This toolkit uses the term ‘impact’ to refer to “any change made to a situation or context”. Assessing impact therefore means documenting what has changed, as well as all those factors that have contributed to achieving that change.
(We note that this definition of ‘impact’ is different from how some other more common monitoring and evaluation practices may define the term.)
But ‘impact’ doesn’t just mean only the ‘good’ things. Assessment includes capturing intended and unintended impacts — positive and negative — and what your contribution to those impacts has been.
Note that it is often difficult to prove attribution of a project — that is, if your initiative was the direct and sole cause of an impact. In fact, most changes to a situation or context won’t be directly or solely caused by your initiative. Your initiative may only have a partial influence on the impact (or not at all).
We suggest assessing what your contribution to a project or movement has been — that is, how much effect your initiative has had and what that effect is. To do so, a certain amount of humility is crucial to this work, as well as a willingness to not only concede but to honour that your contributions are in service to collective action and a greater whole.
As the Fledgling Fund notes:
Short-Term Impacts Versus Long-Term Impacts
Sam Gregory, WITNESS
The Toolkit helps you capture and analyse both immediate short-term impacts and longer-term impacts.
Short-term impacts could include informing new audiences about an issue through screenings, building the capacities of social movements through training, or mobilising target audiences to take action (such as attending a rally or signing a petition).
Longer-term impacts, such as changing social attitudes or changing public policy or law, require multiple efforts over time by many different actors and stakeholders.
The Toolkit will help you understand how to ensure your initiative is useful to various stakeholders — people or organisations within the movement, including the affected communities — and how best to create the right environment or context needed for longer-term impact and broader social change.
Impact therefore needs to be discussed and defined for each context. There is no simple or single Video for Change formula for success, but we have developed this toolkit to help you design the best formula for your initiative to be as effective as possible.

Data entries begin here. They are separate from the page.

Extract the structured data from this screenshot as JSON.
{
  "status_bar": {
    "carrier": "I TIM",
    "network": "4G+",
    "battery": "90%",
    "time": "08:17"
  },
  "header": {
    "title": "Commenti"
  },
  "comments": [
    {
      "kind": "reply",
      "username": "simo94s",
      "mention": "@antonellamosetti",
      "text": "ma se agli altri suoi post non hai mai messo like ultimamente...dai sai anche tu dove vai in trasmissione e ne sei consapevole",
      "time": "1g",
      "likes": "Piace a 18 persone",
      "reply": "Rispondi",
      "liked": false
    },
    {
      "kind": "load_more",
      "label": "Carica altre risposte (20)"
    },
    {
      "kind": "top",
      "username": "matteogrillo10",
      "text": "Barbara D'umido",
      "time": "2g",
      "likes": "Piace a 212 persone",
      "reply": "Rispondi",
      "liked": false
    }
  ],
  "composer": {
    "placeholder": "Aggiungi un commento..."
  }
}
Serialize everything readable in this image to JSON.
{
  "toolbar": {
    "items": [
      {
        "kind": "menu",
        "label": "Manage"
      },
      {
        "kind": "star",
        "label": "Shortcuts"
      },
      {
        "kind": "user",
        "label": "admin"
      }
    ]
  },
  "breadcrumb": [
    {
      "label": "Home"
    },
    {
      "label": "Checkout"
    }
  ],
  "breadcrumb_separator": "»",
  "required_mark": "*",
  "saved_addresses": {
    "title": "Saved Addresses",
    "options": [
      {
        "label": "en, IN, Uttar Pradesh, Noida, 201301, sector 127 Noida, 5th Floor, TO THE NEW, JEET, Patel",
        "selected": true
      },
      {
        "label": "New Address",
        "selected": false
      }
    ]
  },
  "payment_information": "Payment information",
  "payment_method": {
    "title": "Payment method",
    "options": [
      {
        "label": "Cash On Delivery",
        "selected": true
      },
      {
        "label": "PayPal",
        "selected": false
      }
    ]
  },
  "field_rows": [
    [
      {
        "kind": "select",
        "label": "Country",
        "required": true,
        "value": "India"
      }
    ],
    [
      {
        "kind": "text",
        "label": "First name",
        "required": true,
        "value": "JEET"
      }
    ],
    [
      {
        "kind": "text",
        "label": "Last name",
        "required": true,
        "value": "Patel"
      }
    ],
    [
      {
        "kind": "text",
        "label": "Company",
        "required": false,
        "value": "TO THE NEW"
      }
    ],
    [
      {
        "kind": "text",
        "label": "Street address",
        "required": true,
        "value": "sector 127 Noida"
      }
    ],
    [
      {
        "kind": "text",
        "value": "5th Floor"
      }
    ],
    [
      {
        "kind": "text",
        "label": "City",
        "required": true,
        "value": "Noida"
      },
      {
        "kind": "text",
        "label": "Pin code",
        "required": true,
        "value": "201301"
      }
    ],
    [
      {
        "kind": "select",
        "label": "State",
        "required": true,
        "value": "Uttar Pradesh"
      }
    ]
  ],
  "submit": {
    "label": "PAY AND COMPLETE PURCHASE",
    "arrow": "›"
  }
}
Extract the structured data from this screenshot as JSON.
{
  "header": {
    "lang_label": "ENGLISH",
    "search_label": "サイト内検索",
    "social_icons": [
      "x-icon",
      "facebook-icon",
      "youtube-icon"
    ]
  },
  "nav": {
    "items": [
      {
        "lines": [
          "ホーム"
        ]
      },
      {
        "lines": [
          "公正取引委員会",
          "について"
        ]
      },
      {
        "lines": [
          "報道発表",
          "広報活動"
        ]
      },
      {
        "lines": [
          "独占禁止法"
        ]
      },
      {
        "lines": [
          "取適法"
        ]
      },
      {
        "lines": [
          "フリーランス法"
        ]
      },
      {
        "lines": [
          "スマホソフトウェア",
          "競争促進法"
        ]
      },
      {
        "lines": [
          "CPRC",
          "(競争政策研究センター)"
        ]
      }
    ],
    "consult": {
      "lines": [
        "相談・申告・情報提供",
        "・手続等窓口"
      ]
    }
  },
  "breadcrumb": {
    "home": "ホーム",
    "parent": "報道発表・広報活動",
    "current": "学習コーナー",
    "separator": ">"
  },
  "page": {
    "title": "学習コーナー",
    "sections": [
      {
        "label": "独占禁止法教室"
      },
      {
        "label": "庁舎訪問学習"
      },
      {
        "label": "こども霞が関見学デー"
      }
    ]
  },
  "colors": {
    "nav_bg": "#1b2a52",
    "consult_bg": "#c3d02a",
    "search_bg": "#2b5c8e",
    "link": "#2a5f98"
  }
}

Consider this impact story from Indonesian Video for Change organisation Kampung Halaman and see how they define the impacts of a successful video campaign addressing the rights of religious minority groups.